### EXTRACTED INFORMATION
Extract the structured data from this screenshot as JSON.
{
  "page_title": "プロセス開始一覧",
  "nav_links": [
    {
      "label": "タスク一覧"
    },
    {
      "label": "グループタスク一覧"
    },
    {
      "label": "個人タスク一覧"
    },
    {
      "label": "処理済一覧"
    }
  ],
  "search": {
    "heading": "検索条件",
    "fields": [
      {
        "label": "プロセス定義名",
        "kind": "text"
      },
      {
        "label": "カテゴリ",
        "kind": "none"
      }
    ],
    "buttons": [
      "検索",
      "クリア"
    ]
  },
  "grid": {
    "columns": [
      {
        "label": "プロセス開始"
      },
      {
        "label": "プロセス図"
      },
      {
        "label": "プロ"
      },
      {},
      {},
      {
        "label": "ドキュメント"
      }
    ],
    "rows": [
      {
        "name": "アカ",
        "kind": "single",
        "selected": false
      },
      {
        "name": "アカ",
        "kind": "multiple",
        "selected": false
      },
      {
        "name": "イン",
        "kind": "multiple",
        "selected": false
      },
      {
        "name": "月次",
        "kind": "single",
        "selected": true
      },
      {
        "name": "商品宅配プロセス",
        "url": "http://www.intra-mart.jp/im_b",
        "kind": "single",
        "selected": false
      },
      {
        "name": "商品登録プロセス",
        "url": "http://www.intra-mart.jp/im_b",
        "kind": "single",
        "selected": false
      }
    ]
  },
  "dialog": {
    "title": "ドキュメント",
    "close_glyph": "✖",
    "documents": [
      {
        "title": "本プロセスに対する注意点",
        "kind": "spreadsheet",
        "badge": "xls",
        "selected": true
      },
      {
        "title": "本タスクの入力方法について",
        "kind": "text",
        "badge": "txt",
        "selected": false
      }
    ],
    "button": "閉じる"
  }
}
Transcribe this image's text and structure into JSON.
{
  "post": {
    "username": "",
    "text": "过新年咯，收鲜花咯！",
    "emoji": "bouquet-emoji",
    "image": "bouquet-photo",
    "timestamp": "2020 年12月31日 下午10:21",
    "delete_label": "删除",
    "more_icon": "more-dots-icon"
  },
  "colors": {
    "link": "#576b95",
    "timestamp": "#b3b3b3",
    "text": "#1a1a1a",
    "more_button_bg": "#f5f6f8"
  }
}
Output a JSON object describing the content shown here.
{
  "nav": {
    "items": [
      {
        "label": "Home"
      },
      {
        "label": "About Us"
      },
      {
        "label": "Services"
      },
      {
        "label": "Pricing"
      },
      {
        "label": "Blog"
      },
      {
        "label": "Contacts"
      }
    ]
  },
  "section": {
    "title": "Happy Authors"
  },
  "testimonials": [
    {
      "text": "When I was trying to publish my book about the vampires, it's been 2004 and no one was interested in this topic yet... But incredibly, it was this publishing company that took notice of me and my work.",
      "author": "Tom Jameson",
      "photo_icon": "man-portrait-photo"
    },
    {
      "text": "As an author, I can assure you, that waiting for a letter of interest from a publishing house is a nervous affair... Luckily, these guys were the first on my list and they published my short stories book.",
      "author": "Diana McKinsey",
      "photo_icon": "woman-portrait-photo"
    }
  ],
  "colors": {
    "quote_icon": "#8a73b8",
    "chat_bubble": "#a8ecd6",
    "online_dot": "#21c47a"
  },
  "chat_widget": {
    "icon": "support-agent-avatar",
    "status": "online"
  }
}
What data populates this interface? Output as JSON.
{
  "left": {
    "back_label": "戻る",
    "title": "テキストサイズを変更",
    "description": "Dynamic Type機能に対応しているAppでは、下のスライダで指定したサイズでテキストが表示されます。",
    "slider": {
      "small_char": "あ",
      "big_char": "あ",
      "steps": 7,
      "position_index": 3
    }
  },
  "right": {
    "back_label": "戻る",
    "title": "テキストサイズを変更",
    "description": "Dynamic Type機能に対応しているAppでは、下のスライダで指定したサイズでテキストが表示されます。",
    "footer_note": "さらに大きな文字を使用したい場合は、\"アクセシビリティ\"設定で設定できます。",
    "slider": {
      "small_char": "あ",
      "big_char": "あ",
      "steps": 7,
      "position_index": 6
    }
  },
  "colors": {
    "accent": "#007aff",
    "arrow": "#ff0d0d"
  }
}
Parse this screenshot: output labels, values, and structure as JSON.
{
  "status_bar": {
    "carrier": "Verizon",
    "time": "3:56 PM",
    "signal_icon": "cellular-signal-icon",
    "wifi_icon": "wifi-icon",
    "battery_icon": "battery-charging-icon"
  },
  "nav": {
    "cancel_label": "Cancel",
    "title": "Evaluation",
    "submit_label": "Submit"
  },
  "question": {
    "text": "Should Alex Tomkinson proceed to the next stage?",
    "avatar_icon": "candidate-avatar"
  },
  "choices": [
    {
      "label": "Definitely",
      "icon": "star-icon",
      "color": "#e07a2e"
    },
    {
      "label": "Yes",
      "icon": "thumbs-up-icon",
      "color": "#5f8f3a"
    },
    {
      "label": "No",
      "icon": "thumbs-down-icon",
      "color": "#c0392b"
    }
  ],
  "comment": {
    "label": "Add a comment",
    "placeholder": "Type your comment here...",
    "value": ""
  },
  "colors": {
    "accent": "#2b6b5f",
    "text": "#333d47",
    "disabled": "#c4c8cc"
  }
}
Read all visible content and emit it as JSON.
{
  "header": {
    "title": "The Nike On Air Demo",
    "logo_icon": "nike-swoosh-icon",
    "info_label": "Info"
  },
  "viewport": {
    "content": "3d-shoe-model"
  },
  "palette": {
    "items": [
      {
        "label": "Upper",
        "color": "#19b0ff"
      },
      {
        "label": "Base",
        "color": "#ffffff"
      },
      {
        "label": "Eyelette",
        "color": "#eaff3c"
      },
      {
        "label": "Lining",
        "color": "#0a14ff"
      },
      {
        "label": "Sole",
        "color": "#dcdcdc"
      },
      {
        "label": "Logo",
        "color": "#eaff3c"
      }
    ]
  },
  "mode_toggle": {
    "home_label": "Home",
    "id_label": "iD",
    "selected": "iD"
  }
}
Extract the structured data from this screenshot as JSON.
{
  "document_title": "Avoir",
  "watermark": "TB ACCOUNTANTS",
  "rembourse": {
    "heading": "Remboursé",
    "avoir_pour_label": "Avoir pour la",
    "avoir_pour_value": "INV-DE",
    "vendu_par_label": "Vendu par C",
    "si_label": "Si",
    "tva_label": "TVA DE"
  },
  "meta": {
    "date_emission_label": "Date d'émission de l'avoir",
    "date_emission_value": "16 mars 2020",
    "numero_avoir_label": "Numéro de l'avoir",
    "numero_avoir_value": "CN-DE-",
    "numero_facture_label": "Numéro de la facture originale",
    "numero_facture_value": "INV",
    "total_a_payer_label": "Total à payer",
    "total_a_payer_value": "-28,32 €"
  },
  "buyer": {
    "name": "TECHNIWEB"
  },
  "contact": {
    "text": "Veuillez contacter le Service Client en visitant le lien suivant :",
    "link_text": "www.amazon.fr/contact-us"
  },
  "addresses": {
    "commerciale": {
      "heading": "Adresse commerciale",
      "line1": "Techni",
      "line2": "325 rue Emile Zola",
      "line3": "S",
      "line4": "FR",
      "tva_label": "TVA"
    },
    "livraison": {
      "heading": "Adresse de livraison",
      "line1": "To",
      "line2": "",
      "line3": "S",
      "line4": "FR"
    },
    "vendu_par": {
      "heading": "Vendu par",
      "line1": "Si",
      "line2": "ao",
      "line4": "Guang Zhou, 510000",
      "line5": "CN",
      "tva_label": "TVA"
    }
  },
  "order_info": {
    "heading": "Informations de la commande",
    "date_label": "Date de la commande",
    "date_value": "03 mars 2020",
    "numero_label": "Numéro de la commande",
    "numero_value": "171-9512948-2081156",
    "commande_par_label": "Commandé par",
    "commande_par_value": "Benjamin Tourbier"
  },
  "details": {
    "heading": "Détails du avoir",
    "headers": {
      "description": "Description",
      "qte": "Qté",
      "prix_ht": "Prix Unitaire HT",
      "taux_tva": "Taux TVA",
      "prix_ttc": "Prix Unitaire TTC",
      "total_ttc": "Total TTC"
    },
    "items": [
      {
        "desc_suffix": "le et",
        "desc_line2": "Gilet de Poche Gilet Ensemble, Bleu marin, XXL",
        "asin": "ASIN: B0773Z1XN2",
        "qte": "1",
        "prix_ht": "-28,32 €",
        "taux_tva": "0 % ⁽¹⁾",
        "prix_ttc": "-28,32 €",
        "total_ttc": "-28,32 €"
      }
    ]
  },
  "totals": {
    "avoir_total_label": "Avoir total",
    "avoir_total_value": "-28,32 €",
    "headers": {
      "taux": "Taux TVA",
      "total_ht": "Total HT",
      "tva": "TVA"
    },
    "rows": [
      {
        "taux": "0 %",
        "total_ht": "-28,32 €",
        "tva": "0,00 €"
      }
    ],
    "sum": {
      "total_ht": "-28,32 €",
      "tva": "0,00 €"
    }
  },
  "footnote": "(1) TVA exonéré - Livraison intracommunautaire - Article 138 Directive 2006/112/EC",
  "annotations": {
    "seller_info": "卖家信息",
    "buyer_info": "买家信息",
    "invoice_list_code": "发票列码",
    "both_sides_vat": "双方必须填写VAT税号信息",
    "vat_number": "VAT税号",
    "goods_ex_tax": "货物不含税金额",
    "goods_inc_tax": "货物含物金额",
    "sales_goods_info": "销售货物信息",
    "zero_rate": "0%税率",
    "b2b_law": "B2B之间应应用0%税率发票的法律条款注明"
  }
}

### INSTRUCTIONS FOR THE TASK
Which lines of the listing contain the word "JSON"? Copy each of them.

### RESPONSE BOX
Extract the structured data from this screenshot as JSON.
Transcribe this image's text and structure into JSON.
Output a JSON object describing the content shown here.
What data populates this interface? Output as JSON.
Parse this screenshot: output labels, values, and structure as JSON.
Read all visible content and emit it as JSON.
Extract the structured data from this screenshot as JSON.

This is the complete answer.